A couple more fish follow, and we’re up and running. That visit to the church seems to have paid off! As if to confirm it, as our session on La Veronne draws to a close, a pine marten appears on the opposite bank. He’s clearly as astonished to see me as I am to see him (the only species of mammal you’re less likely to see in the UK is the wildcat), and within seconds he’s retreated to the safety of higher ground to assess our presence, before melting into the hillside vegetation.
Magic in the mountains
The best is yet to come. The following day, after a morning spent sampling some stillwater sport on Lac du Roussillou (a private fishery just outside Riom, stocked with tiger trout, blues, monster rainbows and even the odd black bass) we’re back on the river. We’ve chosen La Grande Rhue this time. It’s the area’s biggest river and home to some of its larger inhabitants. “Is very wild,” explains Guillaume (‘wild’ rhyming with ‘field’), “but is worth it.”
And so, after another daredevil hill-slide, we’re making our way along the bank. Almost instantly it’s clear Guillaume’s instincts are spot-on again. On the far bank, just beneath some overhanging branches, a fish rises. “Et voilà. We have activity,” whispers my French companion. Thirty seconds or so pass and neither of us move. Another fish rises, followed by three more in unison. Within minutes, the river is alive with the sound of airborne fish, as clouds of sedges gather above the water. “OK, we have big activity.”

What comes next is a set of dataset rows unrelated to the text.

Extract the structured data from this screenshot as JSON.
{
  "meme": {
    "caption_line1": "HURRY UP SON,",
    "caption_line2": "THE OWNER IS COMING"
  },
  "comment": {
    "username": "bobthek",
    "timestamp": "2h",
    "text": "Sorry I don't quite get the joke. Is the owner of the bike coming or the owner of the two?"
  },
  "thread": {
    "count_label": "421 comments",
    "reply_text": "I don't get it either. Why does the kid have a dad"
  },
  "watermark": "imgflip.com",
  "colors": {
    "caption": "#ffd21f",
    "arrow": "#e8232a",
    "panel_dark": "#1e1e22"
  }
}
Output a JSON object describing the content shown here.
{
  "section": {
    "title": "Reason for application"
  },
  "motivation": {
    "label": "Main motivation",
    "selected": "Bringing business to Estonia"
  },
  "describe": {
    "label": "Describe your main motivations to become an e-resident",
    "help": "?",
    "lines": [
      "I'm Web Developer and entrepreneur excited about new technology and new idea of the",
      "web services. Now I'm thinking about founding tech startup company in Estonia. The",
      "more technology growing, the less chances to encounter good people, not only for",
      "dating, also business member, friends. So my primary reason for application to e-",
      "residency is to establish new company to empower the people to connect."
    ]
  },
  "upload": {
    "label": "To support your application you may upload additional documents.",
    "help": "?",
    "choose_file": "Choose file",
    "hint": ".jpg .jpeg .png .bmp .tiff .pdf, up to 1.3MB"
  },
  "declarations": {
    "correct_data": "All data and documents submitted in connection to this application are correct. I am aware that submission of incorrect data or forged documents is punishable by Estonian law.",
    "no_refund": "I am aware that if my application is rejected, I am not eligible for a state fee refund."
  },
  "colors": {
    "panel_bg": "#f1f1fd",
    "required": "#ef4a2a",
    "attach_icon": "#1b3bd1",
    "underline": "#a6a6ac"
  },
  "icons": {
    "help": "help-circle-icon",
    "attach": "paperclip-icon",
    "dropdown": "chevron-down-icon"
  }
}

Standing there, preparing to unfurl the fly line, it looks as if it should all be so easy. But then, the process of fooling a fish that has survived in this harsh environment for thousands upon thousands of years should not be easy. And so it proves. Time and again, the fish refuse the fly like they’ve seen it all before. I’m starting to lose heart when Guillaume sidles up next to me and produces a small, very sparsely tied sedge pattern. It’s not totally unlike the one I have on. “Try this one,” he urges. “Is tied with plume from my own coq.” The bird, I would later discover, goes by the name of Julio and is something of a local celebrity. It’s a limousin bleu, one of a select number of local birds bred specifically for fly tying.
Out goes the fly, landing perfectly in a pocket of slack water in which fish have been continually rising. About three-and-a-half seconds is all it takes before the fly disappears in a boil of water. “Impact!” exclaims Guillaume, as the fish makes off downstream.
It seems Don Julio’s magnetism spreads far beyond the avian kingdom. The fish bores into the deep channel at the centre of the river, and I can feel its head shaking as I pray Guillaume’s invention holds fast. Fortunately, it’s not long before the fish surrenders in the shallows. With its dark flanks, deeply coloured by the water’s dissolved volcanic minerals, it’s the perfect representation of a wild Cantal trout. If it had been my only fish of the day, I’d have been happy.
But the fish keep rising, and we manage to fool a handful more before someone flicks a switch, the fish retreat and a clap of thunder echoes through the valley. Before long the rain has returned, and we’re back in the safety of Guillaume’s Peugeot. Tomorrow’s another day in the mountains and I feel sure we’ll have the river all to ourselves again.